Natalie Frank: Painting with Paper

October 23, 2021 - February 13, 2022

This exhibition presents and explores Women and Animals, a new body of work that Natalie Frank (American, b. 1980) produced at Dieu Donné, Brooklyn, New York, with a Pollock Krasner Foundation Grant in 2019–20. In this series, Frank works with wet pigmented cotton and linen paper pulp to create dynamic feminist portraits that engage with contemporary conversations about gender, fantasy, power, and sensuality. Frank’s abstracted portraits of imagined female figures, each accompanied by an animal, both reference and challenge conventional portrayals of female subjects. Frank’s sensibility of femininity encompasses a calmness and beauty that tenses with wildness and grotesquerie: her imagined female subjects are often composed of vibrant, unrealistic colors; have mottled skin and arresting eyes; and bear a sense of motion and vitality. Simultaneously attractive and unnerving, these portraits undermine traditional conceptions of beauty and address issues of female identity, sexuality, and empowerment. Seen together, in a single gallery, the impact of the works multiplies, eliciting a full-body experience. Moreover, the diversity of the figures portrayed across the series inspires discussions about the complexities of gender identity and performance.

Frank’s artistic process and materials defy hand-papermaking’s associations with craft and women’s work. The making of these portraits is as spontaneous as their wild forms, bright colors, and tactile surfaces suggest, but it is also highly laborious. Frank applies paper pulp, which consists of still-wet, hand-pigmented pieces of linen, to a wet sheet of formed cotton paper pulp. She primarily uses brushes and spoons but also pours the pulp from cups. In the process, which she describes as a mix of painting and drawing, Frank finds a freedom that inspires her imagination and allows her to capture it immediately in visual form. In her own words: “I found that I could work quickly, laying in color over color… my hand becoming an extension of my imagination.” In the final works, individual pieces of the colored pulp are distinct even as they abut, intertwine, and overlap each other.

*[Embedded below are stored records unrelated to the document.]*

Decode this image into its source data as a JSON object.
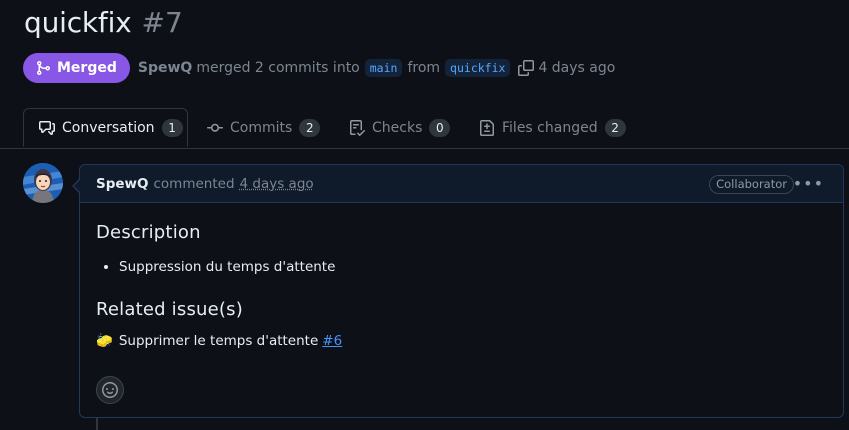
{
  "pr": {
    "title": "quickfix",
    "number": "#7",
    "status_label": "Merged",
    "author": "SpewQ",
    "merge_text": "merged 2 commits into",
    "base_branch": "main",
    "from_text": "from",
    "head_branch": "quickfix",
    "time": "4 days ago"
  },
  "tabs": [
    {
      "label": "Conversation",
      "count": "1",
      "icon": "comment-discussion-icon"
    },
    {
      "label": "Commits",
      "count": "2",
      "icon": "git-commit-icon"
    },
    {
      "label": "Checks",
      "count": "0",
      "icon": "checklist-icon"
    },
    {
      "label": "Files changed",
      "count": "2",
      "icon": "file-diff-icon"
    }
  ],
  "comment": {
    "author": "SpewQ",
    "action": "commented",
    "time": "4 days ago",
    "role": "Collaborator",
    "menu_label": "•••",
    "sections": [
      {
        "heading": "Description",
        "bullets": [
          "Suppression du temps d'attente"
        ]
      },
      {
        "heading": "Related issue(s)",
        "issue_text": "Supprimer le temps d'attente",
        "issue_link": "#6",
        "issue_emoji": "🧽"
      }
    ]
  },
  "colors": {
    "background": "#0d1117",
    "merged": "#8957e5",
    "link": "#4493f8",
    "comment_border": "#213858"
  }
}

An extension of Frank’s work with fairy tales, the paper pulp paintings raise questions about the roles of narrative, storytelling, and myth in shaping societal values, assumptions, and interrelations. In drawings, books, and a ballet focused on the roles of female figures in popular fairy tales such as those of the Brothers Grimm, Frank uncovers the misogyny, brutality, and proto-feminism at the heart of these centuries-old stories. The frequent transformation of women into animals, which Frank interprets as a signifier of their power to challenge constraints of class, gender, the church, and patriarchal convention, inspired her Women and Animals series. The magic of fairy tales finds expression in her new pulp paper pieces, where women and animals appear to come alive; lips slightly open, they seem to be about to speak or breathe. Dynamic, contrasting colors recall psychedelic daydreams in magic realist worlds. Surrounded by all ten portraits, one is submerged in a dream world; the lines between fiction and reality blur, and one might wonder how the stories we pass down influence both our individual and our communal perceptions and actions.

— Elissa Watters, Curator

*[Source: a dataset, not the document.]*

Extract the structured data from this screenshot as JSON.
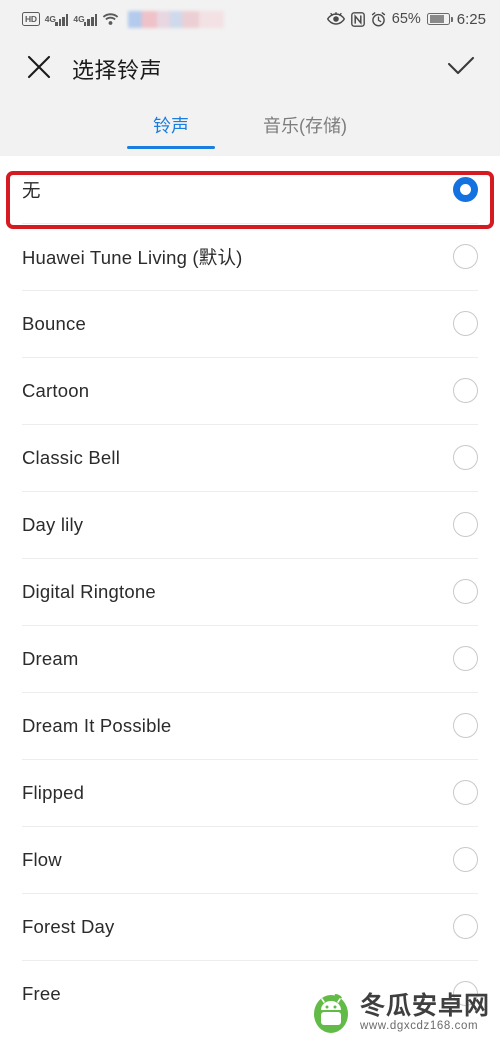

In my artistic practice, I elevate marginalized women by giving voice to their narratives. These women include overlooked storytellers, characters in literature who have been rendered diminutive, and figures who push at the boundaries of female sexuality and identity. When I began to explore unsanitized fairy tales, which began as women’s oral tales, I focused on the roles of women in the tales of the Brothers Grimm, The Sorcerer’s Apprentice, and the 17th-century feminist tales of Madame d’Aulnoy. I published my drawings in a new genre—a combination of art book and illustrated manuscript. My works after the Brothers Grimm inspired the story, score, and choreography of my first ballet, for which I drew designs for costumes, sets, and animations. I bring classical drawing techniques to paper pulp painting, pairing abstraction and finely tuned rendering to enliven feminist portraiture.

— Natalie Frank

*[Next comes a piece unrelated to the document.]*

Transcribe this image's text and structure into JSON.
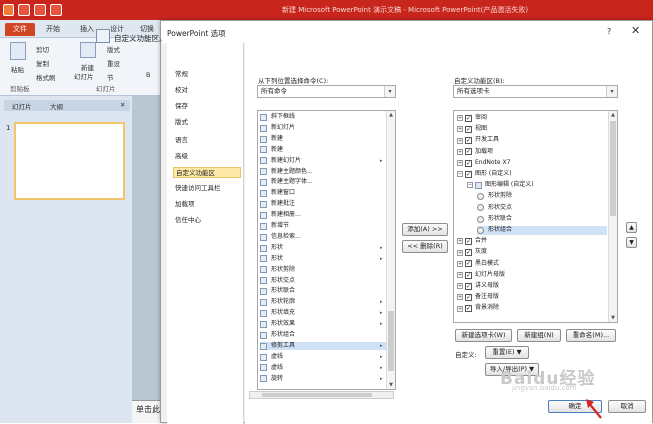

January 20, Thursday, 7 p.m. — Artist & Curator Conversation: Natalie Frank and Elissa Watters


Virtual Tour
Installation shots
Artwork in the exhibit
Art Loves Company Blog Post: From ‘Tender Buttons’ to ‘Women and Animals’
Ask the Artist!